== Required work ==
Below are some records. Print all of them exactly as they appear.

[Data for this task Boundary: Start]

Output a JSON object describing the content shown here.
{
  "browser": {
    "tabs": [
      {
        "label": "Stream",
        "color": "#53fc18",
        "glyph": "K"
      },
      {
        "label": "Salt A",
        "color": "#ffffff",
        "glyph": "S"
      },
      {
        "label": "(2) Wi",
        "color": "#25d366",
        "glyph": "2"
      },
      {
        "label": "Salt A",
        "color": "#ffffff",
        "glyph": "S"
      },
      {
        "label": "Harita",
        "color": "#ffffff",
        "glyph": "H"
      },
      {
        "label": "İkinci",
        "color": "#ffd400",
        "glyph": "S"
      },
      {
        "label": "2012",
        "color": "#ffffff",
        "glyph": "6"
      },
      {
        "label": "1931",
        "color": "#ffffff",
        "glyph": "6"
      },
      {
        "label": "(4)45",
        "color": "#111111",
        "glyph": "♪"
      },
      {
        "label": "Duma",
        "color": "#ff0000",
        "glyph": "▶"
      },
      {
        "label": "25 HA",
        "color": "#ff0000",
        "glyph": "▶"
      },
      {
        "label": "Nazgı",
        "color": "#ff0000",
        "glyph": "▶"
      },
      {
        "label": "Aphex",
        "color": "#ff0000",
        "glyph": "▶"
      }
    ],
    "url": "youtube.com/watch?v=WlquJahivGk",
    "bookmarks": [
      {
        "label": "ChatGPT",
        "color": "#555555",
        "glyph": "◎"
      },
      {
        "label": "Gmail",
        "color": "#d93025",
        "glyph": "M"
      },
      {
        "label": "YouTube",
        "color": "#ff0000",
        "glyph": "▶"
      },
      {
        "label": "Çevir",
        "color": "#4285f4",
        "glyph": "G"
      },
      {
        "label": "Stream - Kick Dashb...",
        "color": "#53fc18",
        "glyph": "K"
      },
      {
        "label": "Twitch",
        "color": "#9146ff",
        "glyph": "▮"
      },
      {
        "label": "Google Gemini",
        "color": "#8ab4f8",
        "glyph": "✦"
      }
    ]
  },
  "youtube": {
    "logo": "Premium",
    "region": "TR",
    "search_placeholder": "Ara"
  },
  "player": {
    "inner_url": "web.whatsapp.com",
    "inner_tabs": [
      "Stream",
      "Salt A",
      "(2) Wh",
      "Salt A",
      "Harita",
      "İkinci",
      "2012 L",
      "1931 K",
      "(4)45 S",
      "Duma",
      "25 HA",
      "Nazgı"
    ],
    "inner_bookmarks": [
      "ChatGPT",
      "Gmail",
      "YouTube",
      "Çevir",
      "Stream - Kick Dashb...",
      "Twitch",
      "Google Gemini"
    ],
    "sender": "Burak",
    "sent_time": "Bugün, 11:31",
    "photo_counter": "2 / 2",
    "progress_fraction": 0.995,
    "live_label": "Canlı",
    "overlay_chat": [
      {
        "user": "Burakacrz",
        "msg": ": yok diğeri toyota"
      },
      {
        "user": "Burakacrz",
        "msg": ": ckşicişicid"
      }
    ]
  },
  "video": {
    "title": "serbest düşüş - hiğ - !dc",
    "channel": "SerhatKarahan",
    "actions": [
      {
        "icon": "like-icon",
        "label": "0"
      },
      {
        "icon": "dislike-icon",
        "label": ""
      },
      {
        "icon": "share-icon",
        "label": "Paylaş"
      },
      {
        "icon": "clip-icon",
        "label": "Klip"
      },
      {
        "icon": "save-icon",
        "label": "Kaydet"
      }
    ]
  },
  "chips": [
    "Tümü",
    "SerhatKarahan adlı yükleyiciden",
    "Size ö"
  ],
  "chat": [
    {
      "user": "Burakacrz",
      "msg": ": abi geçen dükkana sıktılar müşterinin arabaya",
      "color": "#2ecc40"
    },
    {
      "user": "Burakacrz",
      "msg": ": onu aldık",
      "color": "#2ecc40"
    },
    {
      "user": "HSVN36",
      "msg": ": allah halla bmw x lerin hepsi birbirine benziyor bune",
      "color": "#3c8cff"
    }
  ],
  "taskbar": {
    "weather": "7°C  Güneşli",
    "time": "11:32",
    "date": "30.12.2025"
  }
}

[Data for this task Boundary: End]

== Result ==
Output a JSON object describing the content shown here.
{
  "browser": {
    "tabs": [
      {
        "label": "Stream",
        "color": "#53fc18",
        "glyph": "K"
      },
      {
        "label": "Salt A",
        "color": "#ffffff",
        "glyph": "S"
      },
      {
        "label": "(2) Wi",
        "color": "#25d366",
        "glyph": "2"
      },
      {
        "label": "Salt A",
        "color": "#ffffff",
        "glyph": "S"
      },
      {
        "label": "Harita",
        "color": "#ffffff",
        "glyph": "H"
      },
      {
        "label": "İkinci",
        "color": "#ffd400",
        "glyph": "S"
      },
      {
        "label": "2012",
        "color": "#ffffff",
        "glyph": "6"
      },
      {
        "label": "1931",
        "color": "#ffffff",
        "glyph": "6"
      },
      {
        "label": "(4)45",
        "color": "#111111",
        "glyph": "♪"
      },
      {
        "label": "Duma",
        "color": "#ff0000",
        "glyph": "▶"
      },
      {
        "label": "25 HA",
        "color": "#ff0000",
        "glyph": "▶"
      },
      {
        "label": "Nazgı",
        "color": "#ff0000",
        "glyph": "▶"
      },
      {
        "label": "Aphex",
        "color": "#ff0000",
        "glyph": "▶"
      }
    ],
    "url": "youtube.com/watch?v=WlquJahivGk",
    "bookmarks": [
      {
        "label": "ChatGPT",
        "color": "#555555",
        "glyph": "◎"
      },
      {
        "label": "Gmail",
        "color": "#d93025",
        "glyph": "M"
      },
      {
        "label": "YouTube",
        "color": "#ff0000",
        "glyph": "▶"
      },
      {
        "label": "Çevir",
        "color": "#4285f4",
        "glyph": "G"
      },
      {
        "label": "Stream - Kick Dashb...",
        "color": "#53fc18",
        "glyph": "K"
      },
      {
        "label": "Twitch",
        "color": "#9146ff",
        "glyph": "▮"
      },
      {
        "label": "Google Gemini",
        "color": "#8ab4f8",
        "glyph": "✦"
      }
    ]
  },
  "youtube": {
    "logo": "Premium",
    "region": "TR",
    "search_placeholder": "Ara"
  },
  "player": {
    "inner_url": "web.whatsapp.com",
    "inner_tabs": [
      "Stream",
      "Salt A",
      "(2) Wh",
      "Salt A",
      "Harita",
      "İkinci",
      "2012 L",
      "1931 K",
      "(4)45 S",
      "Duma",
      "25 HA",
      "Nazgı"
    ],
    "inner_bookmarks": [
      "ChatGPT",
      "Gmail",
      "YouTube",
      "Çevir",
      "Stream - Kick Dashb...",
      "Twitch",
      "Google Gemini"
    ],
    "sender": "Burak",
    "sent_time": "Bugün, 11:31",
    "photo_counter": "2 / 2",
    "progress_fraction": 0.995,
    "live_label": "Canlı",
    "overlay_chat": [
      {
        "user": "Burakacrz",
        "msg": ": yok diğeri toyota"
      },
      {
        "user": "Burakacrz",
        "msg": ": ckşicişicid"
      }
    ]
  },
  "video": {
    "title": "serbest düşüş - hiğ - !dc",
    "channel": "SerhatKarahan",
    "actions": [
      {
        "icon": "like-icon",
        "label": "0"
      },
      {
        "icon": "dislike-icon",
        "label": ""
      },
      {
        "icon": "share-icon",
        "label": "Paylaş"
      },
      {
        "icon": "clip-icon",
        "label": "Klip"
      },
      {
        "icon": "save-icon",
        "label": "Kaydet"
      }
    ]
  },
  "chips": [
    "Tümü",
    "SerhatKarahan adlı yükleyiciden",
    "Size ö"
  ],
  "chat": [
    {
      "user": "Burakacrz",
      "msg": ": abi geçen dükkana sıktılar müşterinin arabaya",
      "color": "#2ecc40"
    },
    {
      "user": "Burakacrz",
      "msg": ": onu aldık",
      "color": "#2ecc40"
    },
    {
      "user": "HSVN36",
      "msg": ": allah halla bmw x lerin hepsi birbirine benziyor bune",
      "color": "#3c8cff"
    }
  ],
  "taskbar": {
    "weather": "7°C  Güneşli",
    "time": "11:32",
    "date": "30.12.2025"
  }
}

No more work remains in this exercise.